Already George Crumb recognized the complexity of the living environments, what is in the background, and how fast it changes. In his series of photos of ordinary American street corners that later found its way into his covers for Weirdo magazine he in an interview stated.

“People don’t draw it, all this crap, people don’t focus attention on it because it’s ugly, it’s bleak, it’s depressing,” he says, “The stuff is not created to be visually pleasing and you can’t remember exactly what it looks like. But, this is the world we live in; I wanted my work to reflect that, the background reality of urban life”


Early conceptual models of the workflow here are called The flaneur kit

“Walking ideally, is the state in which the mind, the body, and the world are aligned, as though they were three characters finally in conversation together, three notes suddenly making a chord. Walking allows us to be in our bodies and in the world without being made busy by them. It leaves us free to think without being wholly lost in our thoughts.” Rebecca Solnit Wanderlust


Since the City part of Traora already exist as a digital 3d model and through that had a map describing it territory we used that map as a starting point for The mapping.  The 3d models for this was made using procedural modelling techniques and manual editing creating Traora in 2003.

From that map of the built environment, we extracted a series of walks as instructions and invited different co-creators to explore these algorithmic walks in their everyday surrounding in order to be surprised by rediscovery, using a digital camera to capture and later communicate their findings.

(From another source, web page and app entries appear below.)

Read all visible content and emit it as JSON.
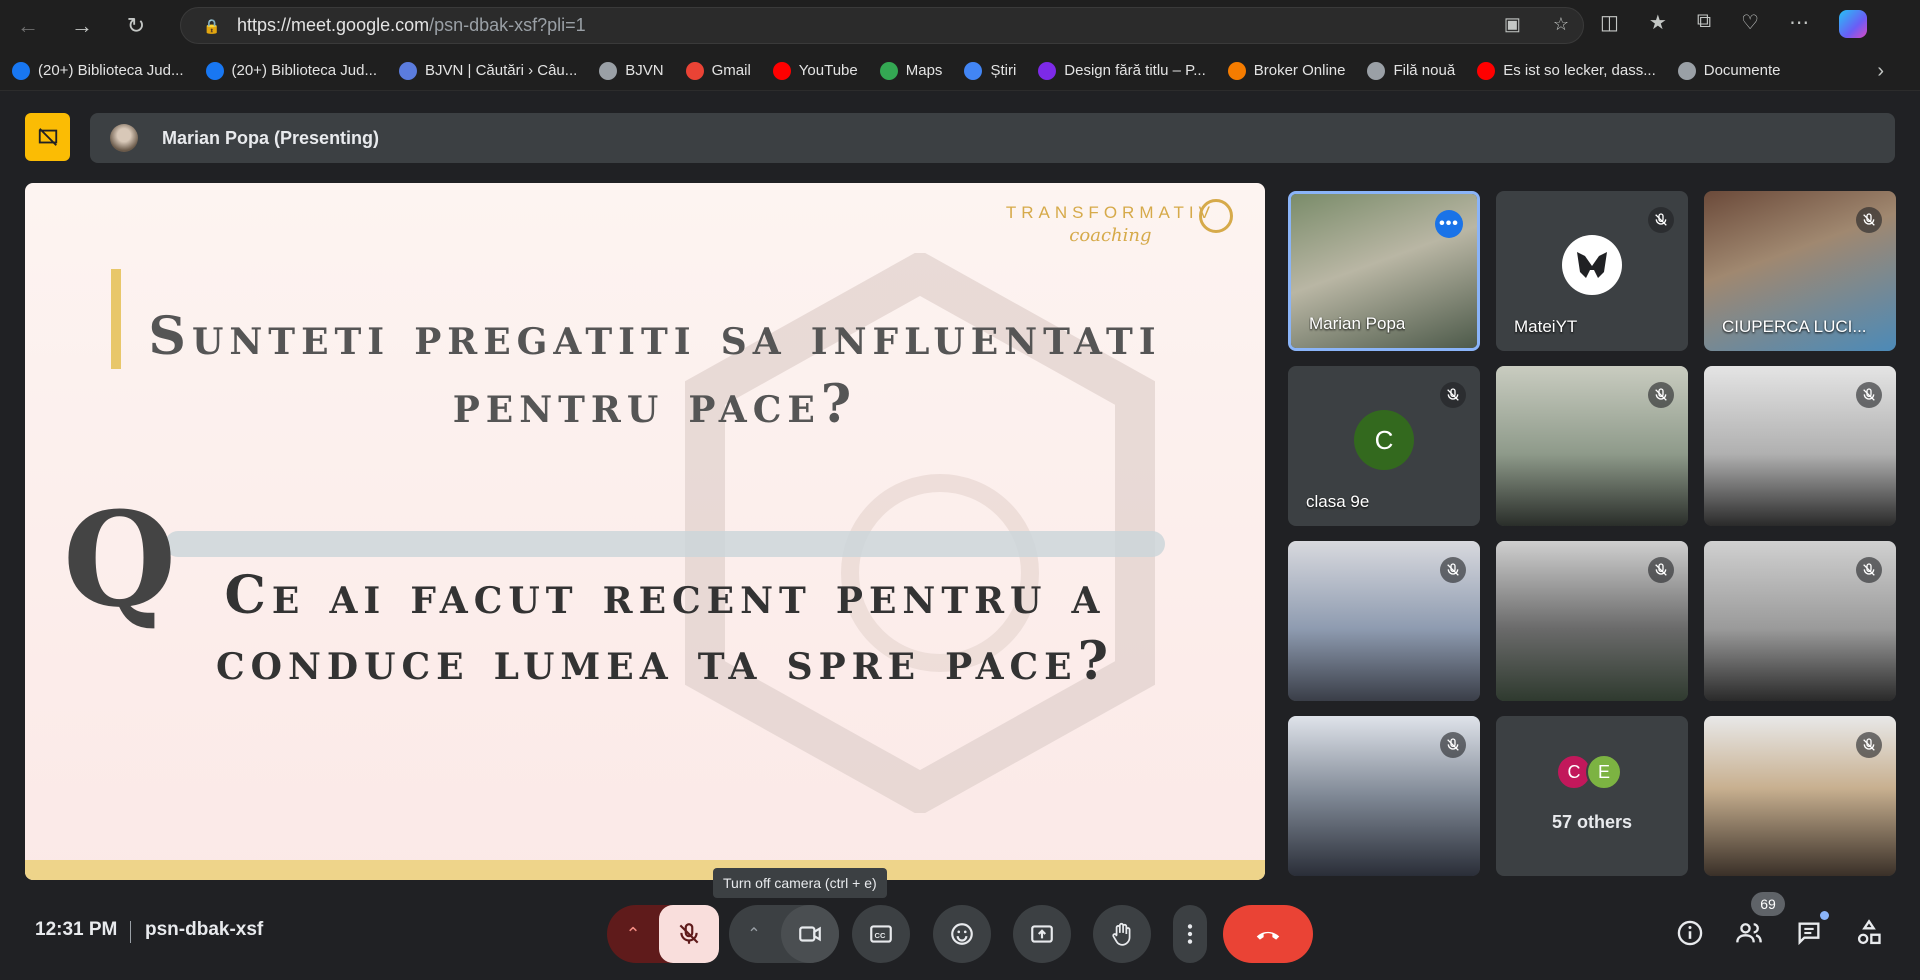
{
  "browser": {
    "url_host": "https://meet.google.com",
    "url_path": "/psn-dbak-xsf?pli=1",
    "bookmarks": [
      {
        "label": "(20+) Biblioteca Jud...",
        "icon": "facebook-icon",
        "color": "#1877f2"
      },
      {
        "label": "(20+) Biblioteca Jud...",
        "icon": "facebook-icon",
        "color": "#1877f2"
      },
      {
        "label": "BJVN | Căutări › Câu...",
        "icon": "search-icon",
        "color": "#5b7cde"
      },
      {
        "label": "BJVN",
        "icon": "page-icon",
        "color": "#9aa0a6"
      },
      {
        "label": "Gmail",
        "icon": "gmail-icon",
        "color": "#ea4335"
      },
      {
        "label": "YouTube",
        "icon": "youtube-icon",
        "color": "#ff0000"
      },
      {
        "label": "Maps",
        "icon": "maps-icon",
        "color": "#34a853"
      },
      {
        "label": "Știri",
        "icon": "news-icon",
        "color": "#4285f4"
      },
      {
        "label": "Design fără titlu – P...",
        "icon": "canva-icon",
        "color": "#7d2ae8"
      },
      {
        "label": "Broker Online",
        "icon": "broker-icon",
        "color": "#f57c00"
      },
      {
        "label": "Filă nouă",
        "icon": "page-icon",
        "color": "#9aa0a6"
      },
      {
        "label": "Es ist so lecker, dass...",
        "icon": "youtube-icon",
        "color": "#ff0000"
      },
      {
        "label": "Documente",
        "icon": "page-icon",
        "color": "#9aa0a6"
      }
    ]
  },
  "meet": {
    "presenter_label": "Marian Popa (Presenting)",
    "slide": {
      "logo_text": "TRANSFORMATIV",
      "logo_sub": "coaching",
      "question_top": "Sunteti pregatiti sa influentati pentru pace?",
      "big_letter": "Q",
      "question_bottom": "Ce ai facut recent pentru a conduce lumea ta spre pace?"
    },
    "tiles": [
      {
        "name": "Marian Popa",
        "type": "video",
        "active": true
      },
      {
        "name": "MateiYT",
        "type": "avatar"
      },
      {
        "name": "CIUPERCA LUCI...",
        "type": "video"
      },
      {
        "name": "clasa 9e",
        "type": "avatar",
        "initial": "C"
      },
      {
        "name": "",
        "type": "video"
      },
      {
        "name": "",
        "type": "video"
      },
      {
        "name": "",
        "type": "video"
      },
      {
        "name": "",
        "type": "video"
      },
      {
        "name": "",
        "type": "video"
      },
      {
        "name": "",
        "type": "video"
      },
      {
        "name": "57 others",
        "type": "others"
      },
      {
        "name": "",
        "type": "video"
      }
    ],
    "others": {
      "initial_1": "C",
      "initial_2": "E",
      "label": "57 others"
    },
    "time": "12:31 PM",
    "meeting_code": "psn-dbak-xsf",
    "tooltip": "Turn off camera (ctrl + e)",
    "participant_count": "69"
  },
  "colors": {
    "accent": "#8ab4f8",
    "end_call": "#ea4335",
    "present_stop": "#fbbc04",
    "mic_muted_bg": "#f9dedc"
  }
}
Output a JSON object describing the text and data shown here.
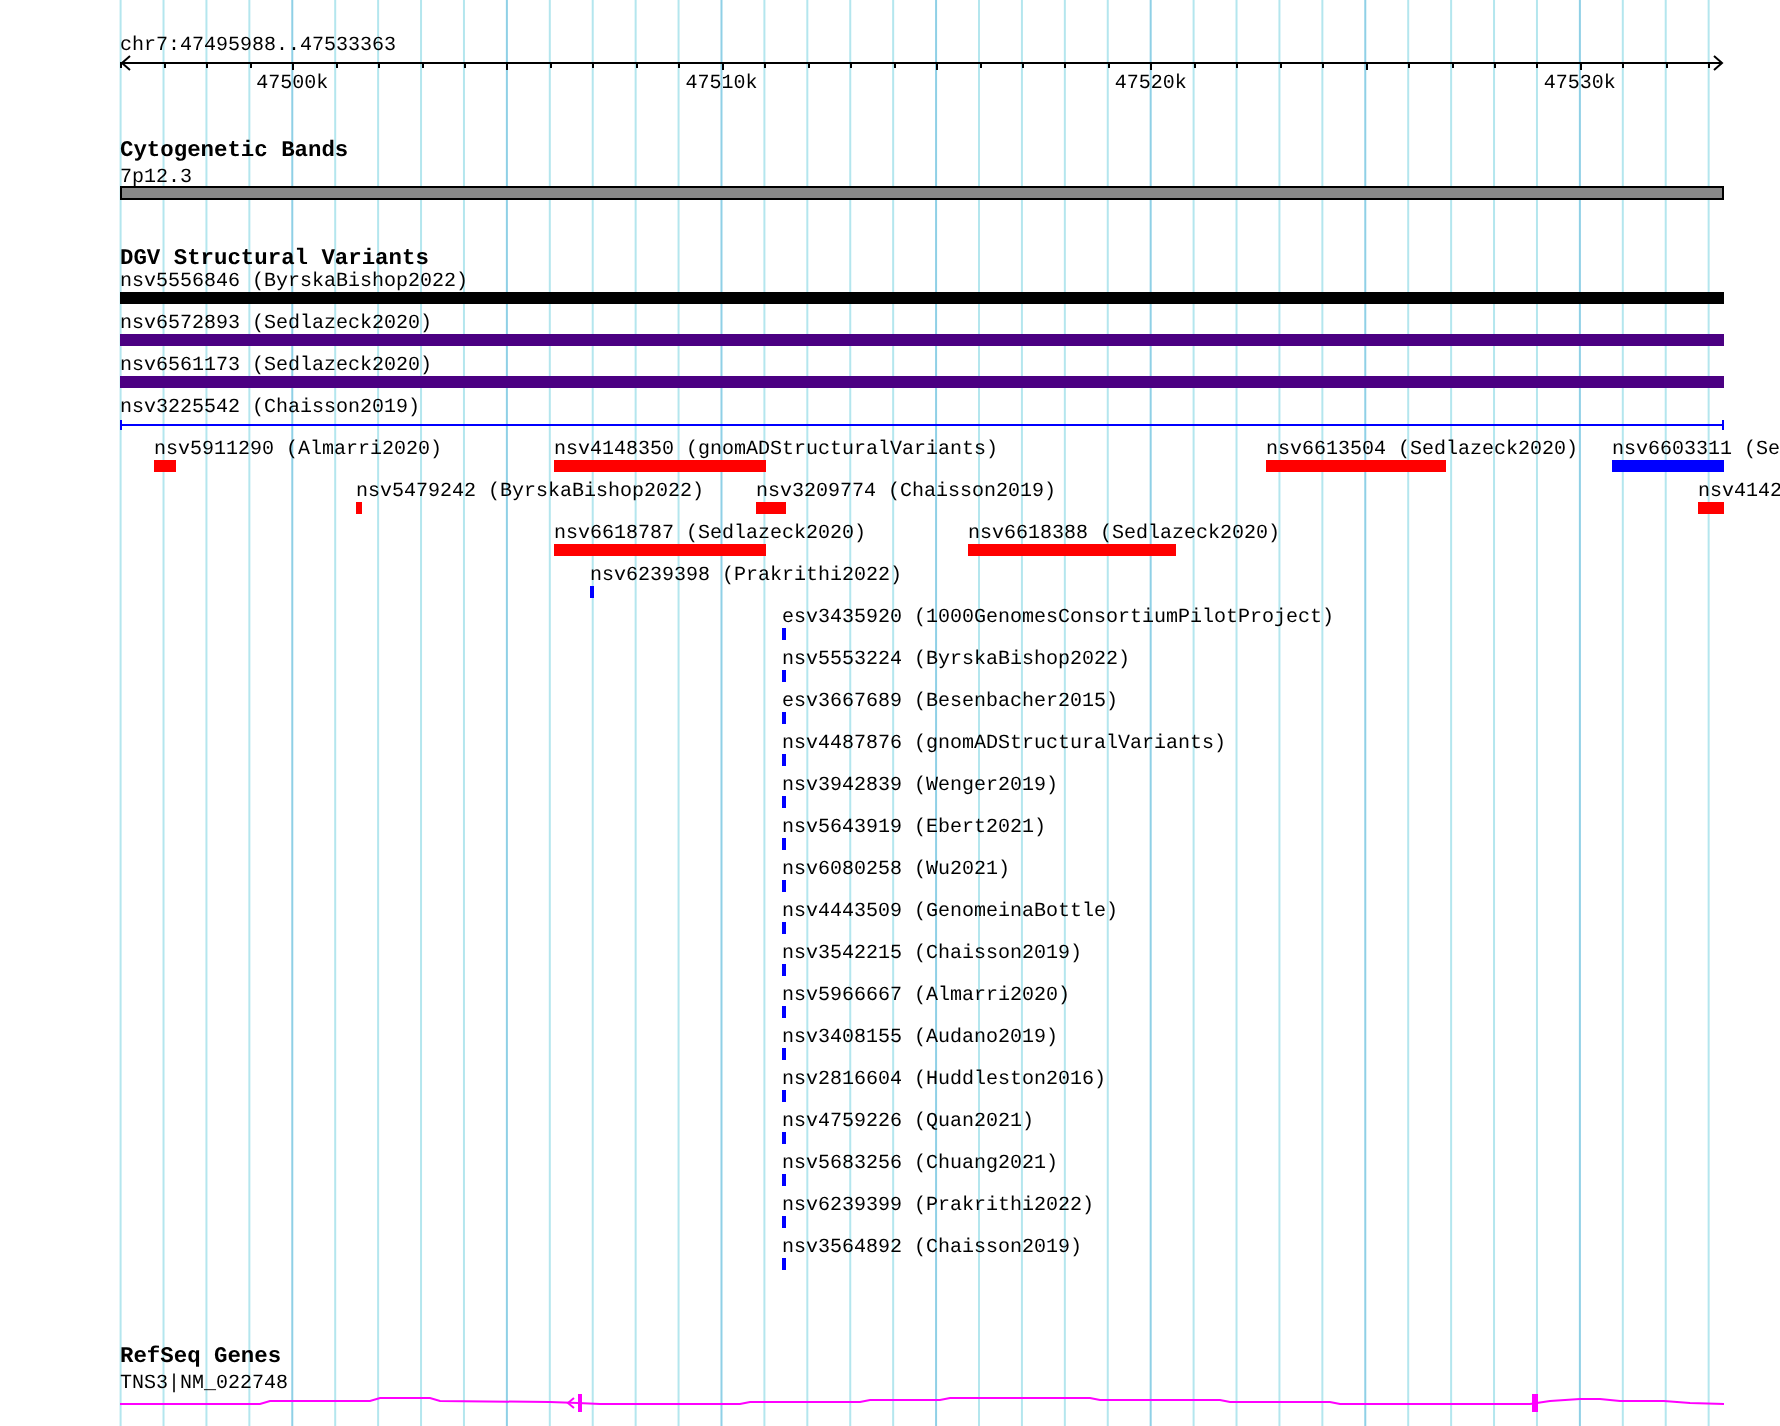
{
  "ruler": {
    "position": "chr7:47495988..47533363",
    "ticks": [
      "47500k",
      "47510k",
      "47520k",
      "47530k"
    ]
  },
  "tracks": [
    {
      "kind": "cytoband",
      "title": "Cytogenetic Bands",
      "features": [
        {
          "label": "7p12.3"
        }
      ]
    },
    {
      "kind": "dgv",
      "title": "DGV Structural Variants",
      "features": [
        {
          "label": "nsv5556846 (ByrskaBishop2022)",
          "kind": "bar",
          "color": "#000000"
        },
        {
          "label": "nsv6572893 (Sedlazeck2020)",
          "kind": "bar",
          "color": "#4b0082"
        },
        {
          "label": "nsv6561173 (Sedlazeck2020)",
          "kind": "bar",
          "color": "#4b0082"
        },
        {
          "label": "nsv3225542 (Chaisson2019)",
          "kind": "span",
          "color": "#0000ff"
        },
        {
          "label": "nsv5911290 (Almarri2020)",
          "kind": "bar",
          "color": "#ff0000"
        },
        {
          "label": "nsv4148350 (gnomADStructuralVariants)",
          "kind": "bar",
          "color": "#ff0000"
        },
        {
          "label": "nsv6613504 (Sedlazeck2020)",
          "kind": "bar",
          "color": "#ff0000"
        },
        {
          "label": "nsv6603311 (Se",
          "kind": "bar",
          "color": "#0000ff"
        },
        {
          "label": "nsv5479242 (ByrskaBishop2022)",
          "kind": "bar",
          "color": "#ff0000"
        },
        {
          "label": "nsv3209774 (Chaisson2019)",
          "kind": "bar",
          "color": "#ff0000"
        },
        {
          "label": "nsv4142",
          "kind": "bar",
          "color": "#ff0000"
        },
        {
          "label": "nsv6618787 (Sedlazeck2020)",
          "kind": "bar",
          "color": "#ff0000"
        },
        {
          "label": "nsv6618388 (Sedlazeck2020)",
          "kind": "bar",
          "color": "#ff0000"
        },
        {
          "label": "nsv6239398 (Prakrithi2022)",
          "kind": "bar",
          "color": "#0000ff"
        },
        {
          "label": "esv3435920 (1000GenomesConsortiumPilotProject)",
          "kind": "bar",
          "color": "#0000ff"
        },
        {
          "label": "nsv5553224 (ByrskaBishop2022)",
          "kind": "bar",
          "color": "#0000ff"
        },
        {
          "label": "esv3667689 (Besenbacher2015)",
          "kind": "bar",
          "color": "#0000ff"
        },
        {
          "label": "nsv4487876 (gnomADStructuralVariants)",
          "kind": "bar",
          "color": "#0000ff"
        },
        {
          "label": "nsv3942839 (Wenger2019)",
          "kind": "bar",
          "color": "#0000ff"
        },
        {
          "label": "nsv5643919 (Ebert2021)",
          "kind": "bar",
          "color": "#0000ff"
        },
        {
          "label": "nsv6080258 (Wu2021)",
          "kind": "bar",
          "color": "#0000ff"
        },
        {
          "label": "nsv4443509 (GenomeinaBottle)",
          "kind": "bar",
          "color": "#0000ff"
        },
        {
          "label": "nsv3542215 (Chaisson2019)",
          "kind": "bar",
          "color": "#0000ff"
        },
        {
          "label": "nsv5966667 (Almarri2020)",
          "kind": "bar",
          "color": "#0000ff"
        },
        {
          "label": "nsv3408155 (Audano2019)",
          "kind": "bar",
          "color": "#0000ff"
        },
        {
          "label": "nsv2816604 (Huddleston2016)",
          "kind": "bar",
          "color": "#0000ff"
        },
        {
          "label": "nsv4759226 (Quan2021)",
          "kind": "bar",
          "color": "#0000ff"
        },
        {
          "label": "nsv5683256 (Chuang2021)",
          "kind": "bar",
          "color": "#0000ff"
        },
        {
          "label": "nsv6239399 (Prakrithi2022)",
          "kind": "bar",
          "color": "#0000ff"
        },
        {
          "label": "nsv3564892 (Chaisson2019)",
          "kind": "bar",
          "color": "#0000ff"
        }
      ]
    },
    {
      "kind": "gene",
      "title": "RefSeq Genes",
      "features": [
        {
          "label": "TNS3|NM_022748"
        }
      ]
    }
  ]
}
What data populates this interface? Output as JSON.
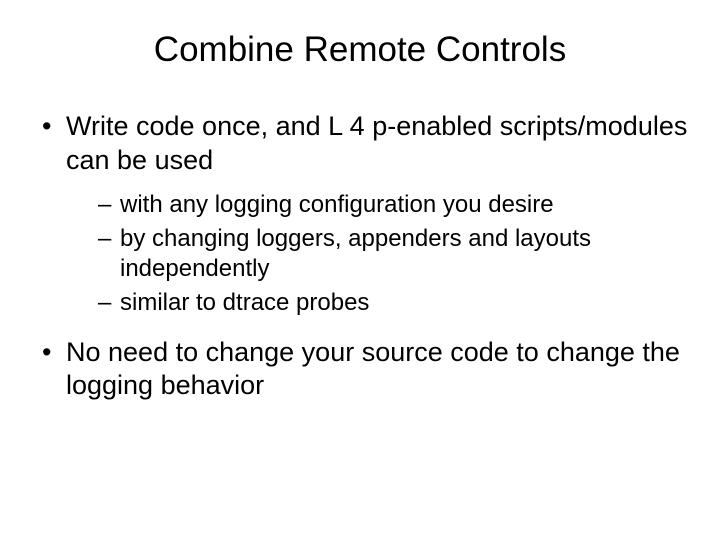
{
  "title": "Combine Remote Controls",
  "bullets": [
    {
      "text": "Write code once, and L 4 p-enabled scripts/modules can be used",
      "sub": [
        "with any logging configuration you desire",
        "by changing loggers, appenders and layouts independently",
        "similar to dtrace probes"
      ]
    },
    {
      "text": "No need to change your source code to change the logging behavior",
      "sub": []
    }
  ]
}
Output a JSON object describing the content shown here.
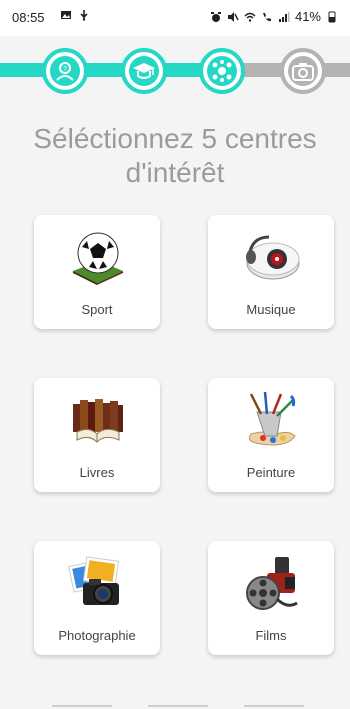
{
  "status_bar": {
    "time": "08:55",
    "battery": "41%"
  },
  "progress": {
    "steps": [
      {
        "icon": "profile-icon",
        "state": "done"
      },
      {
        "icon": "graduation-cap-icon",
        "state": "done"
      },
      {
        "icon": "interests-icon",
        "state": "current"
      },
      {
        "icon": "camera-icon",
        "state": "todo"
      }
    ],
    "colors": {
      "done": "#25d8c6",
      "todo": "#b3b3b3"
    }
  },
  "page": {
    "title": "Séléctionnez 5 centres d'intérêt"
  },
  "interests": [
    {
      "label": "Sport",
      "icon": "soccer-ball-icon"
    },
    {
      "label": "Musique",
      "icon": "speaker-icon"
    },
    {
      "label": "Livres",
      "icon": "books-icon"
    },
    {
      "label": "Peinture",
      "icon": "paint-brushes-icon"
    },
    {
      "label": "Photographie",
      "icon": "photo-camera-icon"
    },
    {
      "label": "Films",
      "icon": "film-reel-icon"
    }
  ]
}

As a Designer one should always be aware that one never designs the actual co-creation experience, only the framework wherein that experience can take place. and when designing such (game)play, participatory design methods are crucial to creating an enjoyable ludic activity. The audience and the production team disseminate their findings into the platform and perhaps extract something which can inform their own living environments.

This transference from the physical environment to the virtual is different from that of the Situationist movement’s use of psycho-geographical maps, while still having a resemblance. “The point was to encounter the unknown as a facet of the known, astonishment on the terrain of boredom, innocence in the face of experience. So you can walk up the street without thinking, letting your mind drift, letting your legs, with their internal memory, carry you up and down the streets”

the wanderlost kit (traora flanuer kit)

Through the wanderlost Kits we have designed The journey to Abadyl experience with respect to stage a conflict that has a mind triggering influence on the audience with a set of problems and possibilities that they bring into their everyday environment before they visit the theater, that can be captured and recorded and later assimilated into Traora the night they visit the theatre.

Examples and different prototypes of statements & Questions for the co-creators

The process is thus designed to take off from within the space of the known known, whereupon we apply methods inspired by the phenomena of ambiguity and surprise [11]. We believe this to be the most appropriate starting point for the indirection, distraction, disruption, and displacement that can strengthen attention. Whereupon we apply methods inspired from the above-mentioned domain, together with methodology from scenario planning [12], design and innovation games, as well as methods of my own devising (e.g. Fieldasy, Johansson Linde, 2004).

With the proposed process and the Traora Flanuer Kit  I aim to to brings fact and fiction together, creating a discreet dynamic tension or displacement between persons, things, times, places, and events that are not usually associated into new and surprising conjunctions. Through using statements and questions we are able to provide detailed and specific data, which the co-creator can use as background material for their action. Hopefully the co-creators themselves also import qualities into the world, which do not and cannot stem from the kit itself. Developing virtual city creation into new directions.

Images that were captured during the walk

Original models from Traora